(Component data from apps and pages)
───

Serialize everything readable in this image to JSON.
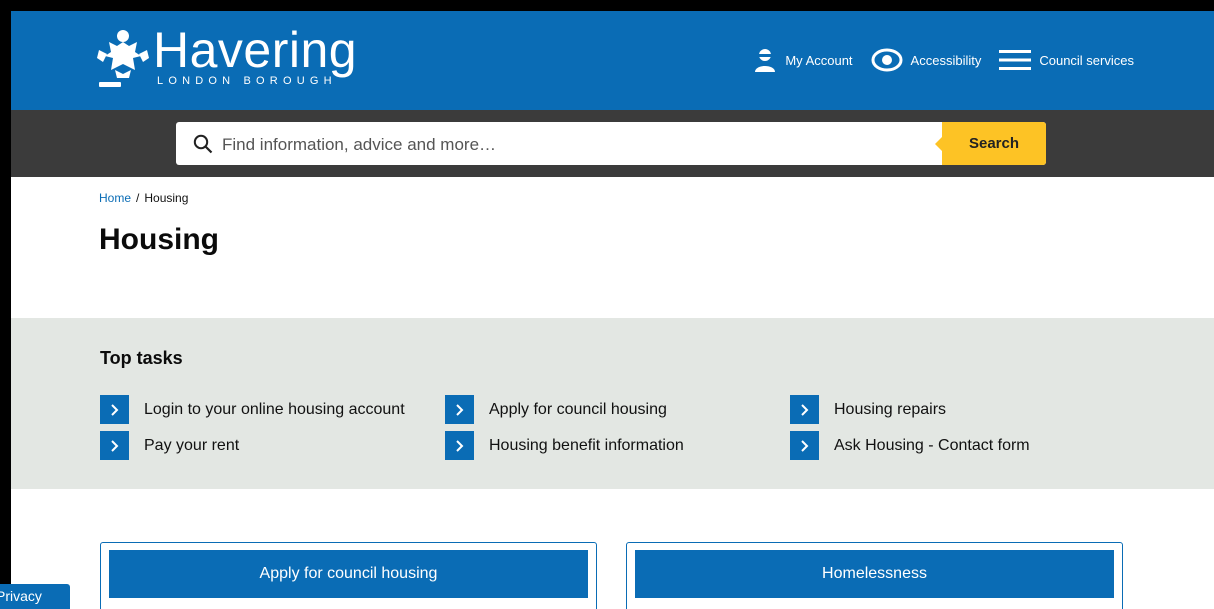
{
  "header": {
    "logo_title": "Havering",
    "logo_subtitle": "LONDON BOROUGH",
    "nav": {
      "my_account": "My Account",
      "accessibility": "Accessibility",
      "council_services": "Council services"
    }
  },
  "search": {
    "placeholder": "Find information, advice and more…",
    "button_label": "Search"
  },
  "breadcrumb": {
    "home": "Home",
    "separator": "/",
    "current": "Housing"
  },
  "page_title": "Housing",
  "top_tasks": {
    "heading": "Top tasks",
    "items": [
      "Login to your online housing account",
      "Apply for council housing",
      "Housing repairs",
      "Pay your rent",
      "Housing benefit information",
      "Ask Housing - Contact form"
    ]
  },
  "cards": [
    "Apply for council housing",
    "Homelessness"
  ],
  "privacy_label": "Privacy",
  "colors": {
    "brand_blue": "#0a6cb5",
    "search_yellow": "#fdc325",
    "dark_band": "#3b3b3b",
    "tasks_bg": "#e3e7e3"
  }
}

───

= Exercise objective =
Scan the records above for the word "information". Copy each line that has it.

= Written reply =
    "placeholder": "Find information, advice and more…",
      "Housing benefit information",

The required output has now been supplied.